A new approach to the standard desk is the sit/stand work station. It not only allows for people to have a tremendous variety in their day by sitting or standing, it also allows people with chronic back pain to have an alternative seating position which places far less strain on their back. These types of desks are also beneficial in that they adjust to any body type. It doesn’t matter how short or tall you are because these desks will adjust to you, instead of you needing to adjust to them. They even allow wheelchair users to be able fit their chair underneath their desk. The caveat is the price. These desks don’t come cheap, but just as you invest $1000.00 and upwards in a bed where you spend eight hours a day, it also makes sense to approach a desk with the same philosophy.
Even if you don’t have a chronic back problem, changing your working position regularly helps in the prevention of both neck and back problems. If you have an existing back problem, then standing at a high desk for parts of your day rather than sitting can offer great relief and help the recovery process when back problems occurs. These types of desks work very well with saddle seating which allows you to sit, but takes most of the strain off of your lower back. For more on this read my article Workstation Seating and Your Spine- A New Paradigm.
Most sit/stand desks have electric height adjustment which means that you can raise and lower your height easily allowing for variety in your day. Another area where this type of desk shines is when one is returning to work after an injury or surgery. In these situations where one cannot sit still for long periods of time the desk allows for adjustment at any time during the day. Sit/stand desks also allow for shared use, where more than one person uses the desk (i.e. “Hotdesking” or shift-work environments). In these situations, unless you are within 3” of the height of your co-worker, it is unlikely that the setup of a workstation will be ergonomically ideal for both of you.
Alan Hedge, professor of design and environmental analysis in the College of Human Ecology at Cornell and director of Cornell’s Human Factors and Ergonomics Laboratory conducted a study of 33 computer workers at two companies, a high-technology facility on the West Coast and an insurance company in the Midwest. All participants were intensive computer users and filled out questionnaires before the test period about their work patterns and musculoskeletal discomfort at work. At both companies, half the participants randomly received an Electric Height-Adjustable Work surface (EHAW) for a month and then both the control and EHAW groups were resurveyed.
“More than 80 percent of the participants preferred the EHAW,” Hedge said, “and the average musculoskeletal discomfort index score was 20 percent lower for the EHAW than the fixed-height stations.” Hedge noted that the EHAWs were particularly popular with those with neck and shoulder problems.
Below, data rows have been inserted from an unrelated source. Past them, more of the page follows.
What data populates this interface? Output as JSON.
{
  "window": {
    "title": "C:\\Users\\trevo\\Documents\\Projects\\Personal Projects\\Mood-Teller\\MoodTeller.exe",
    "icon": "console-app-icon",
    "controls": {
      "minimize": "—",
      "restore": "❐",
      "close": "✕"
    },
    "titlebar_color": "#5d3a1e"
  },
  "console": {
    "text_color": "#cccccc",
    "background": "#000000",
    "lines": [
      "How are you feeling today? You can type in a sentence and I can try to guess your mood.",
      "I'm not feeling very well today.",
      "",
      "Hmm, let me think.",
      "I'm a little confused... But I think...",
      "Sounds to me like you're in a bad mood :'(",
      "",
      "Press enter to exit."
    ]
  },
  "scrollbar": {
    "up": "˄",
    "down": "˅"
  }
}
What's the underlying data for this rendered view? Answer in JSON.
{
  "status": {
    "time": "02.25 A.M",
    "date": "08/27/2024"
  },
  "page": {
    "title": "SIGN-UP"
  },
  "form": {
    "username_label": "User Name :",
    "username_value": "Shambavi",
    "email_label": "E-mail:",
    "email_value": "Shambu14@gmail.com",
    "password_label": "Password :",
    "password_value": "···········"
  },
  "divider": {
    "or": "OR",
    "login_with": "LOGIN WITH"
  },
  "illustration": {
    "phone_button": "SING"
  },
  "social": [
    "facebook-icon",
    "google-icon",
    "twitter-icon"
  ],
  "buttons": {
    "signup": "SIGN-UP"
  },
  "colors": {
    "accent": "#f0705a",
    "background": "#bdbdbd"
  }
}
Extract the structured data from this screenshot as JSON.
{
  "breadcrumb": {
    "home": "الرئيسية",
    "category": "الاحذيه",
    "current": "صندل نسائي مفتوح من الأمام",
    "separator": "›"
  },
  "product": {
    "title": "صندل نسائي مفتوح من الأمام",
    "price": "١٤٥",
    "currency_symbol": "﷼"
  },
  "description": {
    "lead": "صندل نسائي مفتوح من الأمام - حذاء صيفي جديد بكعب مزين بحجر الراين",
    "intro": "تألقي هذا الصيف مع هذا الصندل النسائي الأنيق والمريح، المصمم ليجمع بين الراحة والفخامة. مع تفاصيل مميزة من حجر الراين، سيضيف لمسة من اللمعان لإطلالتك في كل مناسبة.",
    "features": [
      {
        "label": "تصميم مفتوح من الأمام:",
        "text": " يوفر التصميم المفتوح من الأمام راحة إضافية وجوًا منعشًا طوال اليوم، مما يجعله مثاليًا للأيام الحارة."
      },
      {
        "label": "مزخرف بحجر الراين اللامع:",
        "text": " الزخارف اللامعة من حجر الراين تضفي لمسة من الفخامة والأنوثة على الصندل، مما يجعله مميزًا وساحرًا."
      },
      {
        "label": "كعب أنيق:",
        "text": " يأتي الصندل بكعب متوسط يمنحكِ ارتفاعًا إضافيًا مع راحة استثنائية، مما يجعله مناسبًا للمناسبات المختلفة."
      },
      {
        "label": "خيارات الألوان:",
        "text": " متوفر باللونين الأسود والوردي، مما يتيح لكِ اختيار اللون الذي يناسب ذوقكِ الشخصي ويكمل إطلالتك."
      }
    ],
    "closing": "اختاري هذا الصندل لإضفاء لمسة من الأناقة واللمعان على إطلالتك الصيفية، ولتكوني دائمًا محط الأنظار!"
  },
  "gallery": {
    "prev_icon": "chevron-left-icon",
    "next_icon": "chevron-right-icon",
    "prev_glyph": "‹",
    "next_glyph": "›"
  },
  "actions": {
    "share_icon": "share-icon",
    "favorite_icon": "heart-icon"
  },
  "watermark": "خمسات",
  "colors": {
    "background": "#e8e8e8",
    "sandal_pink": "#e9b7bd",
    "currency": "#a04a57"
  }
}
Other studies indicate the following benefits with sit/stand workstations:
- Results show significant decreases in the severity of musculoskeletal discomfort for most upper body regions.
- Alternating between sitting and standing at work benefits health and productivity.
- There is significantly less spinal shrinkage for office workers who stand for portions of the day.
- Body part discomfort decreases an average of 62 percent and the occurrence of injuries and illnesses decrease by more than half.
- Workers take shorter and fewer breaks when using sit to stand desks.
- A team of scientists at the University of Missouri found that the enzymes that are responsible for burning fat just shut down when we sit. Standing up while working helps to reduce weight.
As mentioned, another benefit of standing workstations is in battling obesity and a host of other illnesses. We have long known of the benefits of movement and an active lifestyle, yet we still continue to have workstations where we are seated. Scientists at the University of Missouri have found that the act of sitting seems to shut off the circulation of a fat-absorbing enzyme called lipase. There are other concerns about sitting for long periods. These are discussed in the following articles.